A frequently used reaction in organic chemistry is nucleophilic substitution. It plays, for example, an important role in in the synthesis of new chemical...
Optical spectroscopy allows investigating the energy structure and dynamic properties of complex quantum systems. Researchers from the University of Würzburg present two new approaches of coherent two-dimensional spectroscopy.
"Put an excitation into the system and observe how it evolves." According to physicist Professor Tobias Brixner, this is the credo of optical spectroscopy....
Ultra-short, high-intensity X-ray flashes open the door to the foundations of chemical reactions. Free-electron lasers generate these kinds of pulses, but there is a catch: the pulses vary in duration and energy. An international research team has now presented a solution: Using a ring of 16 detectors and a circularly polarized laser beam, they can determine both factors with attosecond accuracy.
Free-electron lasers (FELs) generate extremely short and intense X-ray flashes. Researchers can use these flashes to resolve structures with diameters on the...
13.07.2018 | Event News
12.07.2018 | Event News
03.07.2018 | Event News

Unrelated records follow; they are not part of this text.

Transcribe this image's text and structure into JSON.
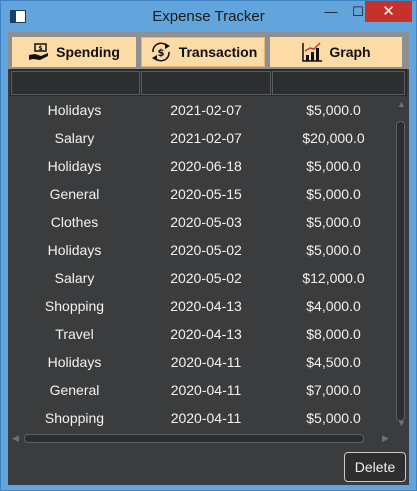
{
  "window": {
    "title": "Expense Tracker",
    "minimize": "—",
    "maximize": "☐",
    "close": "✕"
  },
  "tabs": [
    {
      "label": "Spending",
      "icon": "hand-money-icon"
    },
    {
      "label": "Transaction",
      "icon": "exchange-dollar-icon",
      "selected": true
    },
    {
      "label": "Graph",
      "icon": "bar-chart-icon"
    }
  ],
  "table": {
    "columns": [
      "",
      "",
      ""
    ],
    "rows": [
      {
        "category": "Holidays",
        "date": "2021-02-07",
        "amount": "$5,000.0"
      },
      {
        "category": "Salary",
        "date": "2021-02-07",
        "amount": "$20,000.0"
      },
      {
        "category": "Holidays",
        "date": "2020-06-18",
        "amount": "$5,000.0"
      },
      {
        "category": "General",
        "date": "2020-05-15",
        "amount": "$5,000.0"
      },
      {
        "category": "Clothes",
        "date": "2020-05-03",
        "amount": "$5,000.0"
      },
      {
        "category": "Holidays",
        "date": "2020-05-02",
        "amount": "$5,000.0"
      },
      {
        "category": "Salary",
        "date": "2020-05-02",
        "amount": "$12,000.0"
      },
      {
        "category": "Shopping",
        "date": "2020-04-13",
        "amount": "$4,000.0"
      },
      {
        "category": "Travel",
        "date": "2020-04-13",
        "amount": "$8,000.0"
      },
      {
        "category": "Holidays",
        "date": "2020-04-11",
        "amount": "$4,500.0"
      },
      {
        "category": "General",
        "date": "2020-04-11",
        "amount": "$7,000.0"
      },
      {
        "category": "Shopping",
        "date": "2020-04-11",
        "amount": "$5,000.0"
      }
    ]
  },
  "actions": {
    "delete_label": "Delete"
  },
  "colors": {
    "titlebar": "#62a4dc",
    "tab_bg": "#fcdba6",
    "table_bg": "#3a3c3e",
    "close_button": "#c7312b"
  }
}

19.07.2018 | Earth Sciences
19.07.2018 | Power and Electrical Engineering
19.07.2018 | Materials Sciences